Monday, September 28, 2015


In her Oscar-winning documentary Citizenfour, Laura Poitras exposes the extent and impact of our government’s domestic spying operations.  Her documentary focuses on Edward Snowden, and includes many of the things you’d expect to see in great filmmaking.  For example, there is the early congressional testimony of an NSA bureaucrat who repeatedly denied that the government intercepts our emails, phone calls, texts, and google searches.  But later, another NSA bureaucrat testified and tried to spin it: The NSA does not intercept such data “wittingly.”  It does so “inadvertently, perhaps,” but not “wittingly.”  (This type of statement makes the testimony of cigarette company executives — “I believe that nicotine is not addictive” — appear truthful by comparison.)

Tuesday, September 15, 2015

Race matters in eyewitness identifications

By now, most people have seen the video of former professional tennis player James Blake being roughed up by a New York cop in a case of mistaken identification.  (If you’re familiar with names like Agassi, Sampras, and Federer but haven’t heard of Blake, the guy was not a superstar but he was legit; he earned more than $1 million in prize money alone in 2008.)  And once this video surfaced, several worthwhile issues have been raised, including police brutality, police cover-ups, and disparate treatment of minorities.  But two topics have largely been glossed over.

Wednesday, September 9, 2015

Petition to modify Wisconsin SCR 20:1.9

Madison, WI
Most attorneys confuse ethics rule 1.9 with the evidence rule of attorney-client privilege. (Chalk this up to another colossal failure of legal education.) But ethics rule 1.9 is much broader, and essentially prevents an attorney from discussing, writing about, or otherwise disclosing even public information about his or her closed cases.
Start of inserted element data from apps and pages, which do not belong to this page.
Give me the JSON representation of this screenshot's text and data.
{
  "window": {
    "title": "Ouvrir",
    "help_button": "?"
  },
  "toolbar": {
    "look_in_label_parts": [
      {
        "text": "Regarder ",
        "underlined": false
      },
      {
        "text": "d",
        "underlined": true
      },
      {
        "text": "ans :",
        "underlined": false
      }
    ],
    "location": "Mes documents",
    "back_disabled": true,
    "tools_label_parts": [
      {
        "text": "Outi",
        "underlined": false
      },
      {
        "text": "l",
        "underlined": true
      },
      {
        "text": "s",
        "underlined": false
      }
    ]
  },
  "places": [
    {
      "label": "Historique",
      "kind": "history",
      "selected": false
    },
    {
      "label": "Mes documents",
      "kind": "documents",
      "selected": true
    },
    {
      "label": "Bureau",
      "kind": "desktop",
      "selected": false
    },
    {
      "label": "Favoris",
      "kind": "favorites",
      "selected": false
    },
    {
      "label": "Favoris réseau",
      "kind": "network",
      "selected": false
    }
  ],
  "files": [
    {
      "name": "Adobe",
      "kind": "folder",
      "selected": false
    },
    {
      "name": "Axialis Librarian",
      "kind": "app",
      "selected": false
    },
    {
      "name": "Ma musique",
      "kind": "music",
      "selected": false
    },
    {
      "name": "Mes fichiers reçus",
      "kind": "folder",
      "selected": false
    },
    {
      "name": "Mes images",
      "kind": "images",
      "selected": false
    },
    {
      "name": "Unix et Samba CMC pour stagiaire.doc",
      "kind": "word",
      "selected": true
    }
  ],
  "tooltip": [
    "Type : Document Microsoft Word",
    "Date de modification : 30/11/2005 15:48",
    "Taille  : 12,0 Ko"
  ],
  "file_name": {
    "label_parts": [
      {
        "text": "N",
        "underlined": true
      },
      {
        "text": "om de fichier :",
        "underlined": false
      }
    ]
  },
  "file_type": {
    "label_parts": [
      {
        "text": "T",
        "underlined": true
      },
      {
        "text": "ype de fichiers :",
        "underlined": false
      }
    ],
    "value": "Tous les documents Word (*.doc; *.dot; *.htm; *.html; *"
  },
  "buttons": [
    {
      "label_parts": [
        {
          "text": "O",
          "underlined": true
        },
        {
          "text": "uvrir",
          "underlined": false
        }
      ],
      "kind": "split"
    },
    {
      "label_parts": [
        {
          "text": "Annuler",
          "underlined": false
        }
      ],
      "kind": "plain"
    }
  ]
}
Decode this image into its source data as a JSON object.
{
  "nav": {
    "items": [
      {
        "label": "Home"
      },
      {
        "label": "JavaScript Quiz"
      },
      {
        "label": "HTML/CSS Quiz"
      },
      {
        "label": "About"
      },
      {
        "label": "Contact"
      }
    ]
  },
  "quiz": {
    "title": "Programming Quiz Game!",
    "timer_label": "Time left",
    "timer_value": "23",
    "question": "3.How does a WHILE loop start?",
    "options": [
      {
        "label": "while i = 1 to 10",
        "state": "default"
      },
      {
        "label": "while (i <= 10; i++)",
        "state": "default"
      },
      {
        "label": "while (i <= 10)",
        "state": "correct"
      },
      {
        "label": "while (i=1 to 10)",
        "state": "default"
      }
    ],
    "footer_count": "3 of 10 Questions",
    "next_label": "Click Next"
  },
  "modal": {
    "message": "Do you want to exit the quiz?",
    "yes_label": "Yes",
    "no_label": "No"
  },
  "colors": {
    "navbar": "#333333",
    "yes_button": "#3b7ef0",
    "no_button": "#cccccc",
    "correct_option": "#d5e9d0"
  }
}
Among other problems, this rule is a clear violation of an attorney’s free speech rights. In fact, the state of Virginia has already said as much, as its supreme court held that an ethics rule may not prevent an attorney from discussing the public aspects of his or her closed cases. And other states, such as Alaska, permit attorneys to discuss the public aspects of their closed cases for CLE purposes. So fellow attorney Terry Rose and I have filed a petition with the Wisconsin Supreme Court to modify ethics rule 1.9. The very modest modifications would permit an attorney to discuss, write about, or otherwise disclose public information about his or her closed cases. You can find our two-page petition at this link. You can find our fifteen-page supporting memorandum that blasts rule 1.9 at this linkWisconsin attorneys who want to support our petition can do so by following the instructions at this link. Our petition and memorandum are based on my forthcoming article, On the Absurdity of Model Rule 1.9, which will be published in the Vermont Law Review in January, 2016.

Saturday, September 5, 2015

Reversing the lawyer glut?

As the graph to the left indicates, law school applicants are at their long-time low, and are down 47 percent from their recent peak.  (The graph and a full report come courtesy of Paul Campos.)  This decline is due in large part to scam-blogs and even some mainstream media outlets that have exposed the staggering debt loads and limited job opportunities for new law grads.  This decline in applications is also great news for practicing lawyers, although it will likely take awhile for the existing oversupply of lawyers to start to correct itself.  Meanwhile, law profs are weighing in with their usual nonsense.